Not only have players seen their salaries drop, but league-wide COVID protocols have kept them in a state of near lockdown since the beginning of the season. In Merida, we have had bars, restaurants, and other businesses open to some capacity for a while now– but players can face fines if they are caught breaking COVID protocols meaning that if they are found in a setting that’s not following protocols exactly, or pictured without a mask, etc. they run the risk of being fined or even a suspension.
This not only goes for individuals wanting to unwind after a game ( which is also difficult in Merida, who has reinstituted an 11:30 PM curfew) but also limits team gatherings. The only time the players can come together as a team is during pre-game warm-ups.
Inconsistant play, or border deprssion?
This season I have talked about the inconsistent play, hitting for home runs, etc. But my conversation with Art made me think ¨how would I react to living like I was still in lockdown?¨ personally I think I would go crazy– the few months where everything was closed, no sports being on, if it wasnt for my new son and wife telling me I needed to take a shower or clean– I would have fell into a deep depresion.
I can not imagine what it’s like for a player who has played baseball professionally for a decade, and then suddenly there are no games for a year, and when you come back, you will be on lockdown for a whole season as the world around you returns to normal.
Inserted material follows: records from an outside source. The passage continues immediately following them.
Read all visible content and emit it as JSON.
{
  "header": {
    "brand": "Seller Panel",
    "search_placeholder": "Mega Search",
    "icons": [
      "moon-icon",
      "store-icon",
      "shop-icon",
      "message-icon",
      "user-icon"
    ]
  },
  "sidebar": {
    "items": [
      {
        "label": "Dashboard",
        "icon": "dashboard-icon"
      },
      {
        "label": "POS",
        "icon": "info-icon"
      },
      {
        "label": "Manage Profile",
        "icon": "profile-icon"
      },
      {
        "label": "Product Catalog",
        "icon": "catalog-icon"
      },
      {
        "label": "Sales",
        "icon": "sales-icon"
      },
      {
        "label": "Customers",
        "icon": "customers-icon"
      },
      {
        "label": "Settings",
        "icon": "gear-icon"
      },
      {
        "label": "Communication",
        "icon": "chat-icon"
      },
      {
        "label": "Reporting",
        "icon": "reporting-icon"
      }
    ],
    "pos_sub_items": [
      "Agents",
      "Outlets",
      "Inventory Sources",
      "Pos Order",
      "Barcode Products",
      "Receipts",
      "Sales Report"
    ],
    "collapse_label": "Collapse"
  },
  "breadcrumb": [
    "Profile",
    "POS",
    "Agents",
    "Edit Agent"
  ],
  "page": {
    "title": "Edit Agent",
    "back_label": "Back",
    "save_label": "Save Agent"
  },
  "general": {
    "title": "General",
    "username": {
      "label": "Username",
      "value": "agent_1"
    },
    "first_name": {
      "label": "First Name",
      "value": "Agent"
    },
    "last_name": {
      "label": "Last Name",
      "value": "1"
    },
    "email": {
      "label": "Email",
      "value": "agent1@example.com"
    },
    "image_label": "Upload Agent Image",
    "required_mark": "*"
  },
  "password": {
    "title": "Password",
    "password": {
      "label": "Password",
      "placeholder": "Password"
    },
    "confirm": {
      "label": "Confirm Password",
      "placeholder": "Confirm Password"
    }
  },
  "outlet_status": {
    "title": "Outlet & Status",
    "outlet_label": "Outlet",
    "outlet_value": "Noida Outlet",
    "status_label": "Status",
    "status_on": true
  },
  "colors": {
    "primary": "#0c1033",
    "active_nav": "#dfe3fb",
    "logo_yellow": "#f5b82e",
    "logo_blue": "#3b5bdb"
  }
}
Not to mention that there is no escape from the game for players; they can’t go to a bar for a post-game beer to unwind after a terrible loss or poor performance– they are stuck in their hotel room until the next game going over and over what they could have done differently until they are allowed to rejoin their teammates at the next day’s warm-ups.
My only remaining question is how teams win at all?